→ Assignment
Please set down the data again exactly, minus the pictures.

→ Records to use
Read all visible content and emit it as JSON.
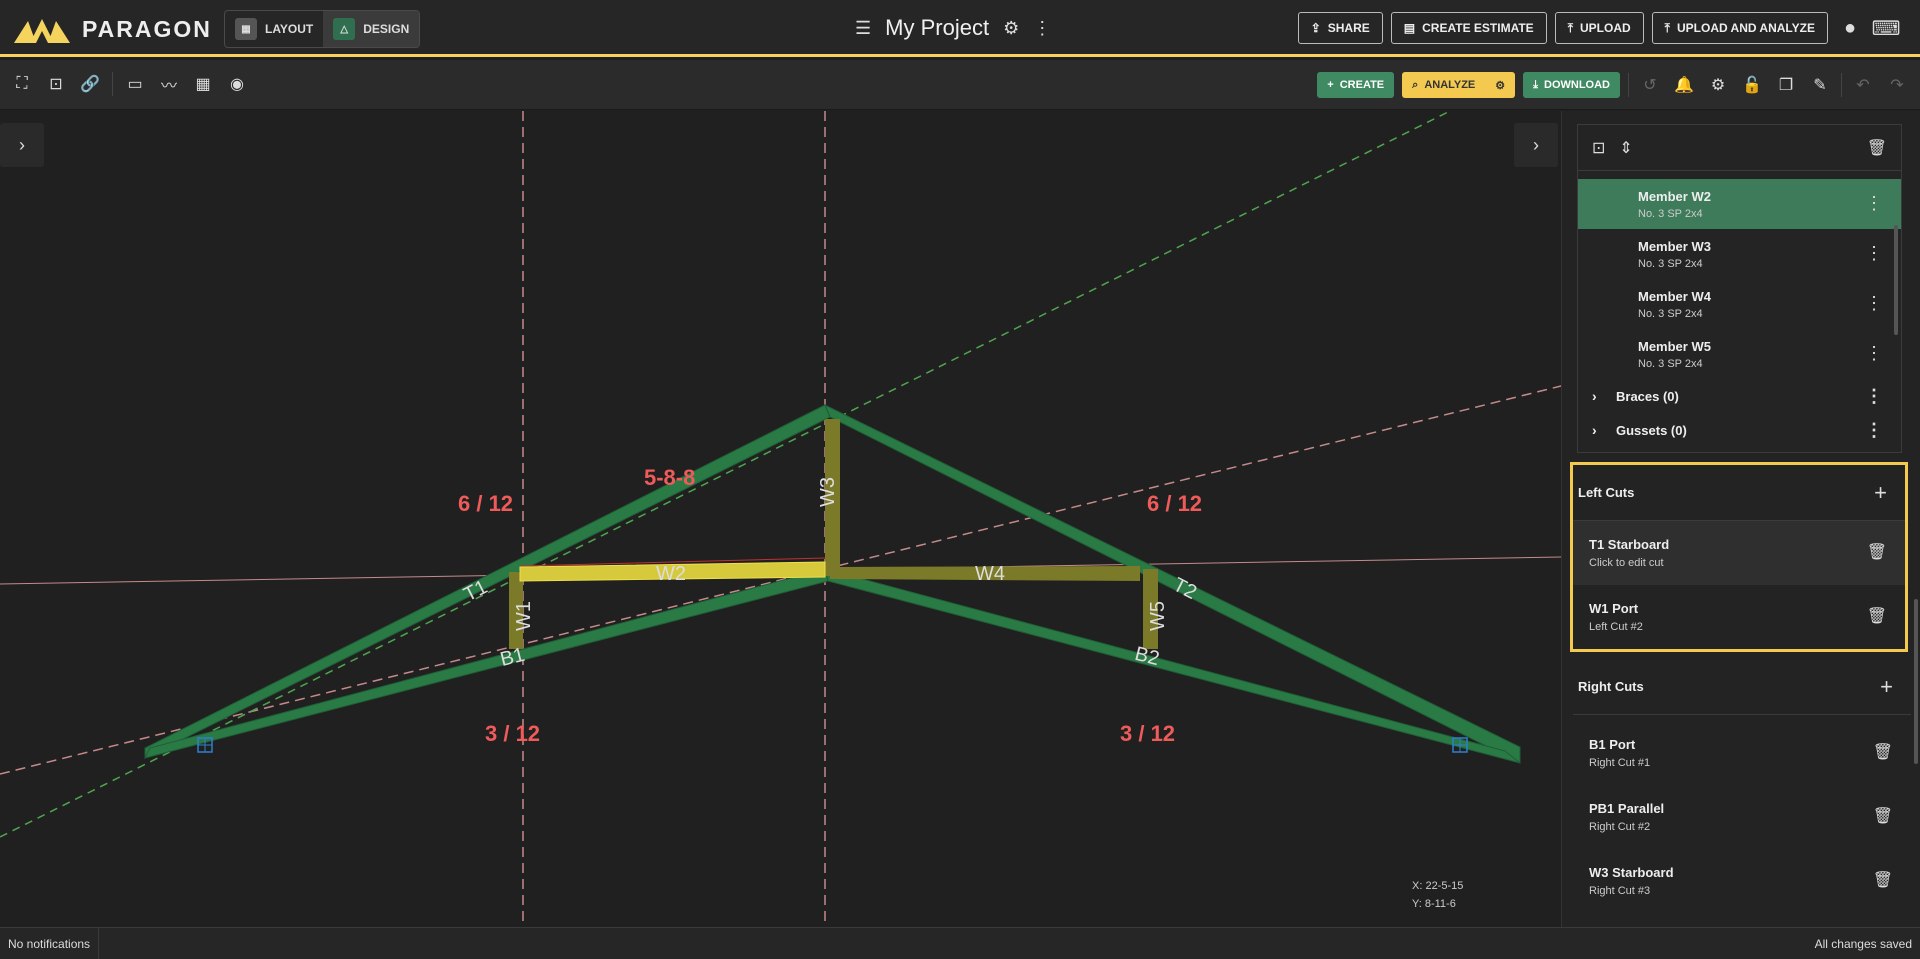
{
  "app": {
    "name": "PARAGON",
    "brand_color": "#f5d45e"
  },
  "mode": {
    "layout": "LAYOUT",
    "design": "DESIGN",
    "active": "DESIGN"
  },
  "project": {
    "title": "My Project"
  },
  "top_actions": {
    "share": "SHARE",
    "estimate": "CREATE ESTIMATE",
    "upload": "UPLOAD",
    "upload_analyze": "UPLOAD AND ANALYZE"
  },
  "toolbar": {
    "create": "CREATE",
    "analyze": "ANALYZE",
    "download": "DOWNLOAD"
  },
  "canvas": {
    "labels": {
      "pitch_left_top": "6 / 12",
      "pitch_right_top": "6 / 12",
      "pitch_left_bottom": "3 / 12",
      "pitch_right_bottom": "3 / 12",
      "dimension": "5-8-8"
    },
    "members": {
      "t1": "T1",
      "t2": "T2",
      "b1": "B1",
      "b2": "B2",
      "w1": "W1",
      "w2": "W2",
      "w3": "W3",
      "w4": "W4",
      "w5": "W5"
    },
    "coords": {
      "x": "X: 22-5-15",
      "y": "Y: 8-11-6"
    }
  },
  "tree": {
    "members": [
      {
        "name": "Member W2",
        "spec": "No. 3 SP 2x4",
        "selected": true
      },
      {
        "name": "Member W3",
        "spec": "No. 3 SP 2x4",
        "selected": false
      },
      {
        "name": "Member W4",
        "spec": "No. 3 SP 2x4",
        "selected": false
      },
      {
        "name": "Member W5",
        "spec": "No. 3 SP 2x4",
        "selected": false
      }
    ],
    "groups": [
      {
        "label": "Braces (0)"
      },
      {
        "label": "Gussets (0)"
      }
    ]
  },
  "left_cuts": {
    "title": "Left Cuts",
    "items": [
      {
        "name": "T1 Starboard",
        "sub": "Click to edit cut"
      },
      {
        "name": "W1 Port",
        "sub": "Left Cut #2"
      }
    ]
  },
  "right_cuts": {
    "title": "Right Cuts",
    "items": [
      {
        "name": "B1 Port",
        "sub": "Right Cut #1"
      },
      {
        "name": "PB1 Parallel",
        "sub": "Right Cut #2"
      },
      {
        "name": "W3 Starboard",
        "sub": "Right Cut #3"
      }
    ]
  },
  "status": {
    "left": "No notifications",
    "right": "All changes saved"
  }
}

→ Result for this exercise
Read all visible content and emit it as JSON.
{
  "app": {
    "name": "PARAGON",
    "brand_color": "#f5d45e"
  },
  "mode": {
    "layout": "LAYOUT",
    "design": "DESIGN",
    "active": "DESIGN"
  },
  "project": {
    "title": "My Project"
  },
  "top_actions": {
    "share": "SHARE",
    "estimate": "CREATE ESTIMATE",
    "upload": "UPLOAD",
    "upload_analyze": "UPLOAD AND ANALYZE"
  },
  "toolbar": {
    "create": "CREATE",
    "analyze": "ANALYZE",
    "download": "DOWNLOAD"
  },
  "canvas": {
    "labels": {
      "pitch_left_top": "6 / 12",
      "pitch_right_top": "6 / 12",
      "pitch_left_bottom": "3 / 12",
      "pitch_right_bottom": "3 / 12",
      "dimension": "5-8-8"
    },
    "members": {
      "t1": "T1",
      "t2": "T2",
      "b1": "B1",
      "b2": "B2",
      "w1": "W1",
      "w2": "W2",
      "w3": "W3",
      "w4": "W4",
      "w5": "W5"
    },
    "coords": {
      "x": "X: 22-5-15",
      "y": "Y: 8-11-6"
    }
  },
  "tree": {
    "members": [
      {
        "name": "Member W2",
        "spec": "No. 3 SP 2x4",
        "selected": true
      },
      {
        "name": "Member W3",
        "spec": "No. 3 SP 2x4",
        "selected": false
      },
      {
        "name": "Member W4",
        "spec": "No. 3 SP 2x4",
        "selected": false
      },
      {
        "name": "Member W5",
        "spec": "No. 3 SP 2x4",
        "selected": false
      }
    ],
    "groups": [
      {
        "label": "Braces (0)"
      },
      {
        "label": "Gussets (0)"
      }
    ]
  },
  "left_cuts": {
    "title": "Left Cuts",
    "items": [
      {
        "name": "T1 Starboard",
        "sub": "Click to edit cut"
      },
      {
        "name": "W1 Port",
        "sub": "Left Cut #2"
      }
    ]
  },
  "right_cuts": {
    "title": "Right Cuts",
    "items": [
      {
        "name": "B1 Port",
        "sub": "Right Cut #1"
      },
      {
        "name": "PB1 Parallel",
        "sub": "Right Cut #2"
      },
      {
        "name": "W3 Starboard",
        "sub": "Right Cut #3"
      }
    ]
  },
  "status": {
    "left": "No notifications",
    "right": "All changes saved"
  }
}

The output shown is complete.